**PROBLEM STATEMENT:**
Because the entries hold pictures, reproduce only their words, exactly as written.

(Collected data entries)
=== Section Start ===

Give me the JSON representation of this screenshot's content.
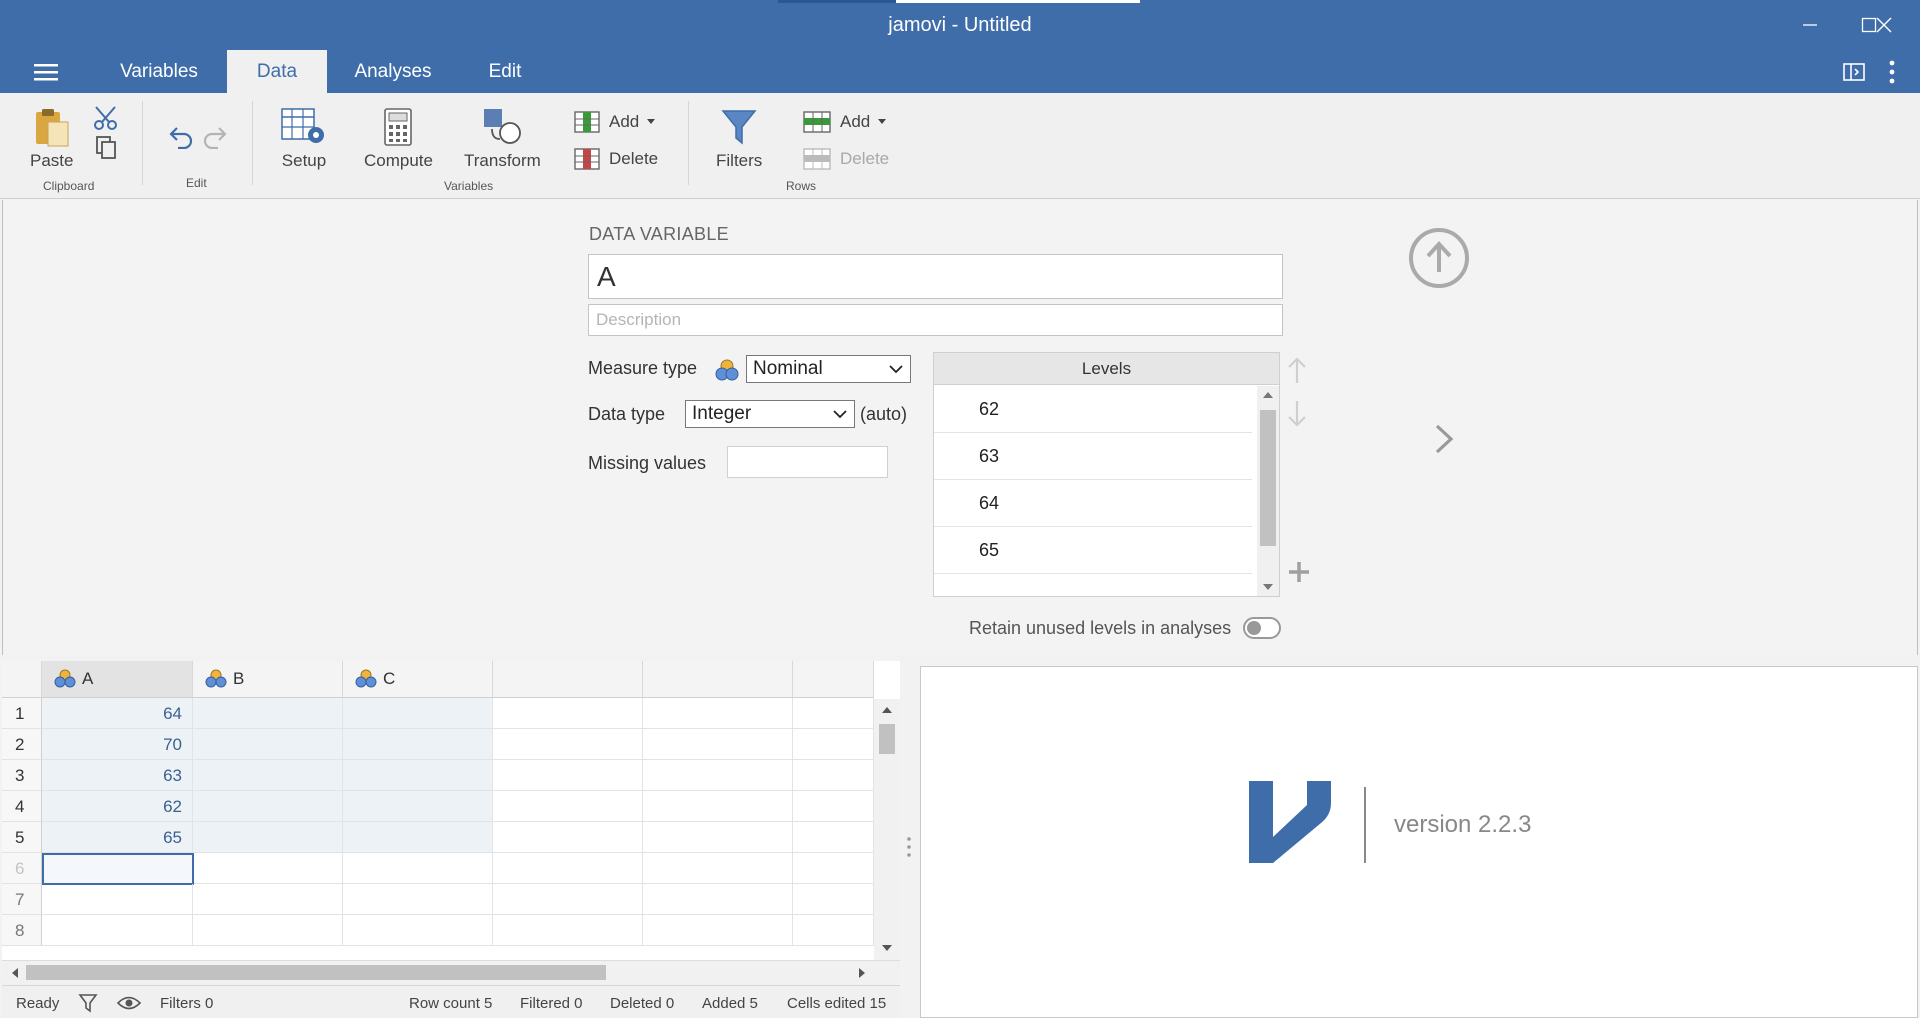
{
  "window": {
    "title": "jamovi - Untitled",
    "controls": [
      "minimize-icon",
      "maximize-icon",
      "close-icon"
    ]
  },
  "tabs": [
    {
      "label": "Variables",
      "active": false
    },
    {
      "label": "Data",
      "active": true
    },
    {
      "label": "Analyses",
      "active": false
    },
    {
      "label": "Edit",
      "active": false
    }
  ],
  "ribbon": {
    "clipboard": {
      "paste_label": "Paste",
      "group_label": "Clipboard"
    },
    "edit": {
      "group_label": "Edit"
    },
    "variables": {
      "setup_label": "Setup",
      "compute_label": "Compute",
      "transform_label": "Transform",
      "add_label": "Add",
      "delete_label": "Delete",
      "group_label": "Variables"
    },
    "filters_label": "Filters",
    "rows": {
      "add_label": "Add",
      "delete_label": "Delete",
      "group_label": "Rows"
    }
  },
  "setup": {
    "title": "DATA VARIABLE",
    "name_value": "A",
    "description_placeholder": "Description",
    "measure_type_label": "Measure type",
    "measure_type_value": "Nominal",
    "data_type_label": "Data type",
    "data_type_value": "Integer",
    "data_type_auto": "(auto)",
    "missing_values_label": "Missing values",
    "levels_header": "Levels",
    "levels": [
      "62",
      "63",
      "64",
      "65"
    ],
    "retain_label": "Retain unused levels in analyses",
    "retain_on": false
  },
  "sheet": {
    "columns": [
      "A",
      "B",
      "C"
    ],
    "row_numbers": [
      "1",
      "2",
      "3",
      "4",
      "5",
      "6",
      "7",
      "8"
    ],
    "values_A": [
      "64",
      "70",
      "63",
      "62",
      "65"
    ]
  },
  "status": {
    "ready": "Ready",
    "filters": "Filters 0",
    "row_count": "Row count 5",
    "filtered": "Filtered 0",
    "deleted": "Deleted 0",
    "added": "Added 5",
    "cells_edited": "Cells edited 15"
  },
  "results": {
    "version": "version 2.2.3"
  },
  "colors": {
    "brand": "#3e6da9",
    "cell_text": "#3c5f8e"
  }
}
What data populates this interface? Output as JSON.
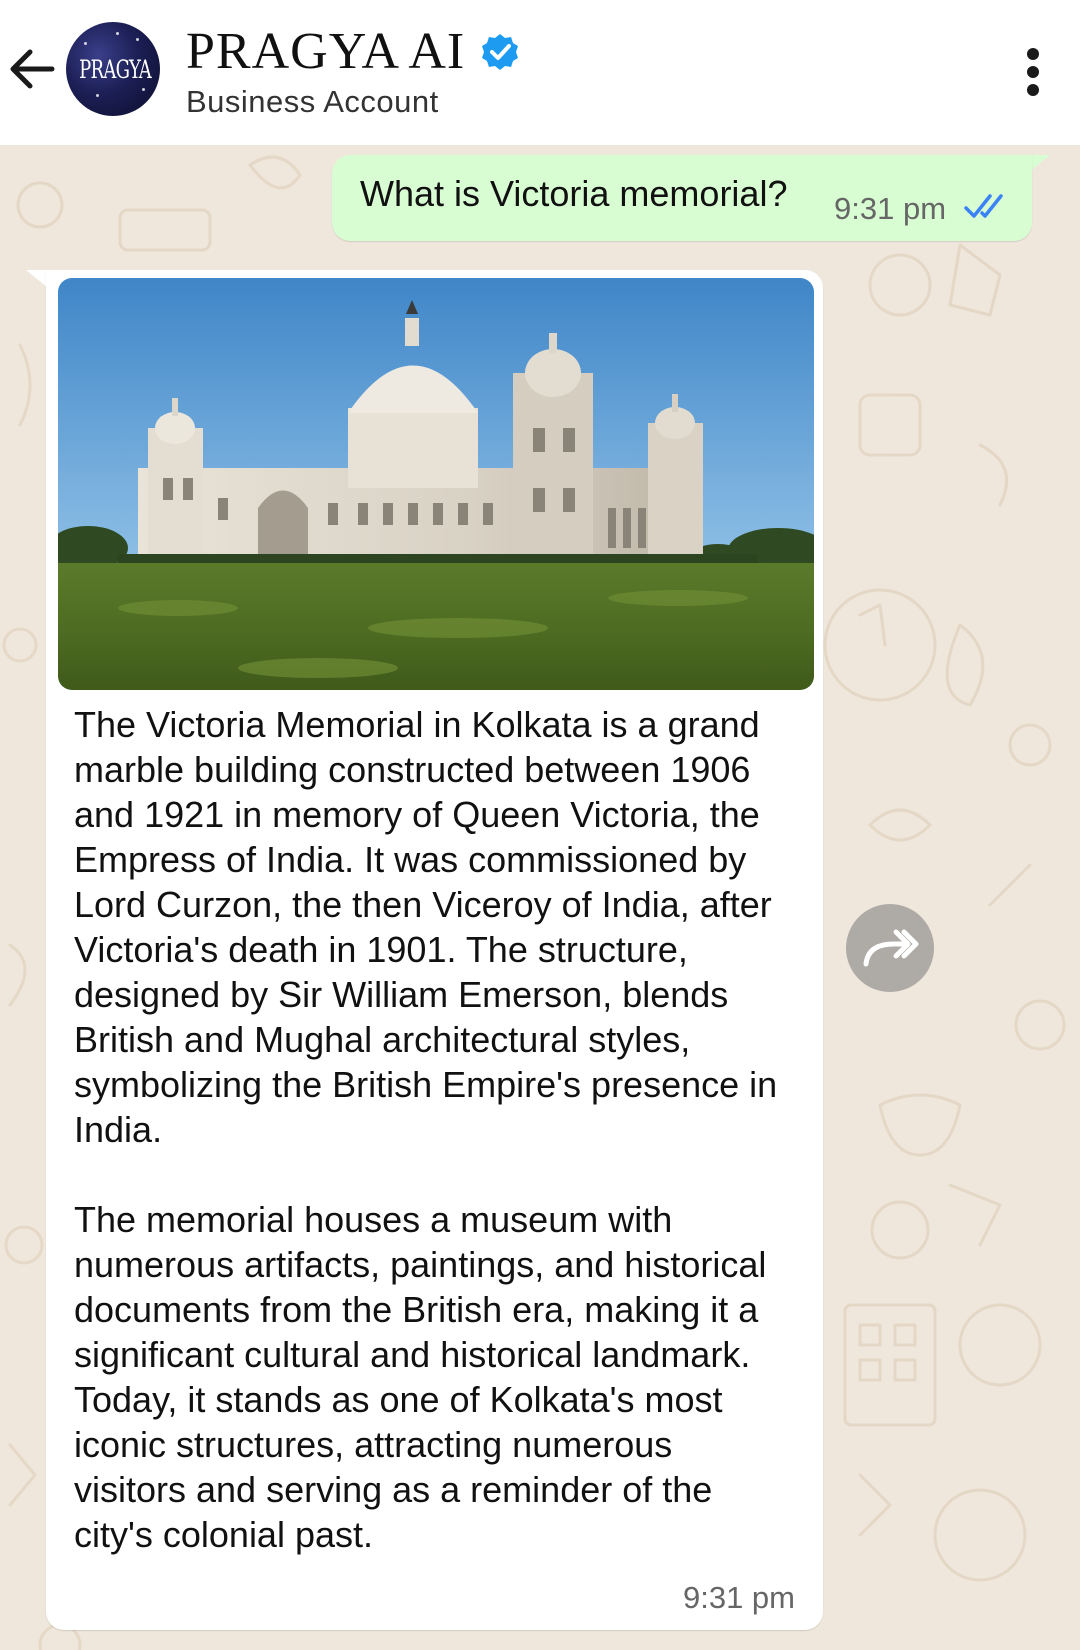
{
  "header": {
    "contact_name": "PRAGYA AI",
    "account_type": "Business Account",
    "avatar_text": "PRAGYA",
    "icons": [
      "back-arrow-icon",
      "verified-badge-icon",
      "more-options-icon"
    ]
  },
  "chat": {
    "outgoing": {
      "text": "What is Victoria memorial?",
      "time": "9:31 pm",
      "status": "read"
    },
    "incoming": {
      "image_subject": "Victoria Memorial",
      "paragraphs": [
        "The Victoria Memorial in Kolkata is a grand marble building constructed between 1906 and 1921 in memory of Queen Victoria, the Empress of India. It was commissioned by Lord Curzon, the then Viceroy of India, after Victoria's death in 1901. The structure, designed by Sir William Emerson, blends British and Mughal architectural styles, symbolizing the British Empire's presence in India.",
        "The memorial houses a museum with numerous artifacts, paintings, and historical documents from the British era, making it a significant cultural and historical landmark. Today, it stands as one of Kolkata's most iconic structures, attracting numerous visitors and serving as a reminder of the city's colonial past."
      ],
      "time": "9:31 pm"
    }
  },
  "colors": {
    "outgoing_bubble": "#d9fdd3",
    "incoming_bubble": "#ffffff",
    "chat_background": "#efe7dc",
    "read_ticks": "#3b82f6",
    "verified": "#1d9bf0"
  }
}
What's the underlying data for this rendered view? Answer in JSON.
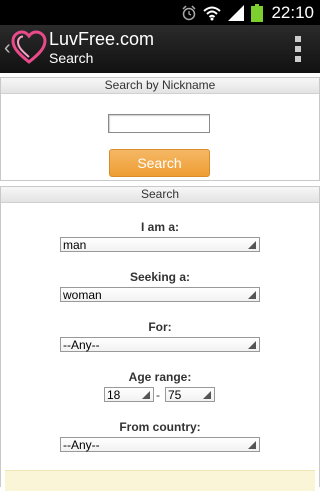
{
  "status_bar": {
    "time": "22:10",
    "icons": [
      "alarm-icon",
      "wifi-icon",
      "signal-icon",
      "battery-icon"
    ]
  },
  "action_bar": {
    "title": "LuvFree.com",
    "subtitle": "Search",
    "logo_icon": "heart-logo-icon",
    "back_icon": "chevron-left-icon",
    "menu_icon": "overflow-menu-icon"
  },
  "nickname_section": {
    "header": "Search by Nickname",
    "input_value": "",
    "button_label": "Search",
    "button_color": "#f0a540"
  },
  "search_section": {
    "header": "Search",
    "i_am": {
      "label": "I am a:",
      "value": "man"
    },
    "seeking": {
      "label": "Seeking a:",
      "value": "woman"
    },
    "for": {
      "label": "For:",
      "value": "--Any--"
    },
    "age_range": {
      "label": "Age range:",
      "min": "18",
      "separator": "-",
      "max": "75"
    },
    "country": {
      "label": "From country:",
      "value": "--Any--"
    }
  }
}
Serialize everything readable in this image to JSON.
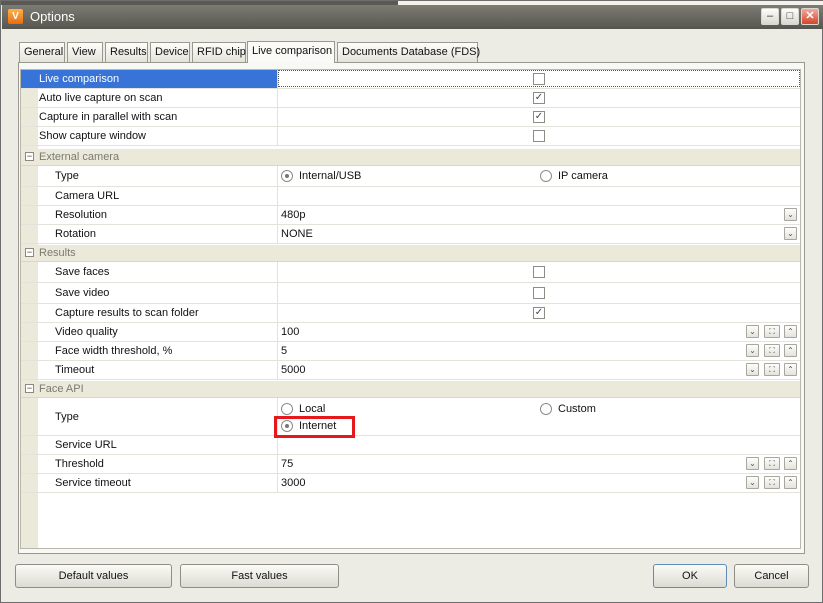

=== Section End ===

**SOLVED PROBLEM:**
Give me the JSON representation of this screenshot's content.
{
  "window": {
    "title": "jamovi - Untitled",
    "controls": [
      "minimize-icon",
      "maximize-icon",
      "close-icon"
    ]
  },
  "tabs": [
    {
      "label": "Variables",
      "active": false
    },
    {
      "label": "Data",
      "active": true
    },
    {
      "label": "Analyses",
      "active": false
    },
    {
      "label": "Edit",
      "active": false
    }
  ],
  "ribbon": {
    "clipboard": {
      "paste_label": "Paste",
      "group_label": "Clipboard"
    },
    "edit": {
      "group_label": "Edit"
    },
    "variables": {
      "setup_label": "Setup",
      "compute_label": "Compute",
      "transform_label": "Transform",
      "add_label": "Add",
      "delete_label": "Delete",
      "group_label": "Variables"
    },
    "filters_label": "Filters",
    "rows": {
      "add_label": "Add",
      "delete_label": "Delete",
      "group_label": "Rows"
    }
  },
  "setup": {
    "title": "DATA VARIABLE",
    "name_value": "A",
    "description_placeholder": "Description",
    "measure_type_label": "Measure type",
    "measure_type_value": "Nominal",
    "data_type_label": "Data type",
    "data_type_value": "Integer",
    "data_type_auto": "(auto)",
    "missing_values_label": "Missing values",
    "levels_header": "Levels",
    "levels": [
      "62",
      "63",
      "64",
      "65"
    ],
    "retain_label": "Retain unused levels in analyses",
    "retain_on": false
  },
  "sheet": {
    "columns": [
      "A",
      "B",
      "C"
    ],
    "row_numbers": [
      "1",
      "2",
      "3",
      "4",
      "5",
      "6",
      "7",
      "8"
    ],
    "values_A": [
      "64",
      "70",
      "63",
      "62",
      "65"
    ]
  },
  "status": {
    "ready": "Ready",
    "filters": "Filters 0",
    "row_count": "Row count 5",
    "filtered": "Filtered 0",
    "deleted": "Deleted 0",
    "added": "Added 5",
    "cells_edited": "Cells edited 15"
  },
  "results": {
    "version": "version 2.2.3"
  },
  "colors": {
    "brand": "#3e6da9",
    "cell_text": "#3c5f8e"
  }
}
What data populates this interface? Output as JSON.
{
  "header": {
    "contact_name": "PRAGYA AI",
    "account_type": "Business Account",
    "avatar_text": "PRAGYA",
    "icons": [
      "back-arrow-icon",
      "verified-badge-icon",
      "more-options-icon"
    ]
  },
  "chat": {
    "outgoing": {
      "text": "What is Victoria memorial?",
      "time": "9:31 pm",
      "status": "read"
    },
    "incoming": {
      "image_subject": "Victoria Memorial",
      "paragraphs": [
        "The Victoria Memorial in Kolkata is a grand marble building constructed between 1906 and 1921 in memory of Queen Victoria, the Empress of India. It was commissioned by Lord Curzon, the then Viceroy of India, after Victoria's death in 1901. The structure, designed by Sir William Emerson, blends British and Mughal architectural styles, symbolizing the British Empire's presence in India.",
        "The memorial houses a museum with numerous artifacts, paintings, and historical documents from the British era, making it a significant cultural and historical landmark. Today, it stands as one of Kolkata's most iconic structures, attracting numerous visitors and serving as a reminder of the city's colonial past."
      ],
      "time": "9:31 pm"
    }
  },
  "colors": {
    "outgoing_bubble": "#d9fdd3",
    "incoming_bubble": "#ffffff",
    "chat_background": "#efe7dc",
    "read_ticks": "#3b82f6",
    "verified": "#1d9bf0"
  }
}
What's the underlying data for this rendered view? Answer in JSON.
{
  "status_bar": {
    "time": "22:10",
    "icons": [
      "alarm-icon",
      "wifi-icon",
      "signal-icon",
      "battery-icon"
    ]
  },
  "action_bar": {
    "title": "LuvFree.com",
    "subtitle": "Search",
    "logo_icon": "heart-logo-icon",
    "back_icon": "chevron-left-icon",
    "menu_icon": "overflow-menu-icon"
  },
  "nickname_section": {
    "header": "Search by Nickname",
    "input_value": "",
    "button_label": "Search",
    "button_color": "#f0a540"
  },
  "search_section": {
    "header": "Search",
    "i_am": {
      "label": "I am a:",
      "value": "man"
    },
    "seeking": {
      "label": "Seeking a:",
      "value": "woman"
    },
    "for": {
      "label": "For:",
      "value": "--Any--"
    },
    "age_range": {
      "label": "Age range:",
      "min": "18",
      "separator": "-",
      "max": "75"
    },
    "country": {
      "label": "From country:",
      "value": "--Any--"
    }
  }
}
Serialize everything readable in this image to JSON.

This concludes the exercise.